Overall, Nvidia reported revenue jumped 56% to $2.2 billion, a quarterly record and more than the $2 billion Wall Street analyst had expected. Earnings of 92 cents a share also beat analysts’ 70 cent estimate, the company’s eighth beat in a row.

But while revenue in the traditional graphic card business came on strong, the other problem for investors was in the company’s fast-growing data center business. Businesses and cloud data center owners are adding graphics cards to their servers to perform artificial intelligence and machine learning tasks more quickly than traditional central processor.
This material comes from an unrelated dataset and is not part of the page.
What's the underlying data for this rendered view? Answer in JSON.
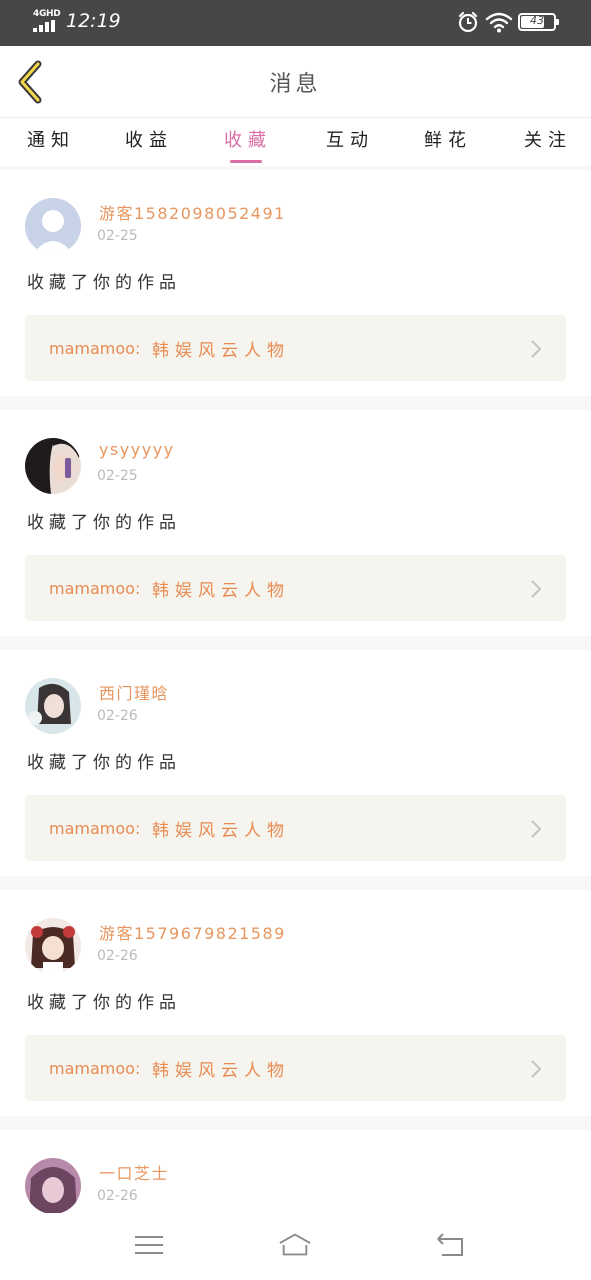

And at the beginning of the quarter, Nvidia rolled out its new Volta chip providing performance 100 times faster on AI jobs than its previous generation of chips.

But despite the new Volta-based cards, sales in the data center increased only 2% from the first quarter to $416 million (although that still represented an impressive 175% increase from a year earlier). Some analysts and the CEO suggested that customers might have delayed purchases as they awaited better Volta availability or new server CPU chips from Intel (INTC).

The second quarter was a “transition quarter” for the business, Huang said. “I thought we did great…we ramped Volta into volume production,” he added without getting more specific about the sales.

The stock price drop also came after several prominent Wall Street warnings issued about Nvidia’s prior rapid rise. Before the earnings release, Bernstein Research analyst Stacy Rasgon warned of a “need to be prepared for volatility, exacerbated by the strong run in the stock in recent weeks and months.” And famed short seller Andrew Left of Citron Research said earlier on CNBC that he was betting against Nvidia because “the stock has run way too far, too fast.”

(This story was updated August 11 to add a reference to Ethereum and other digital currencies)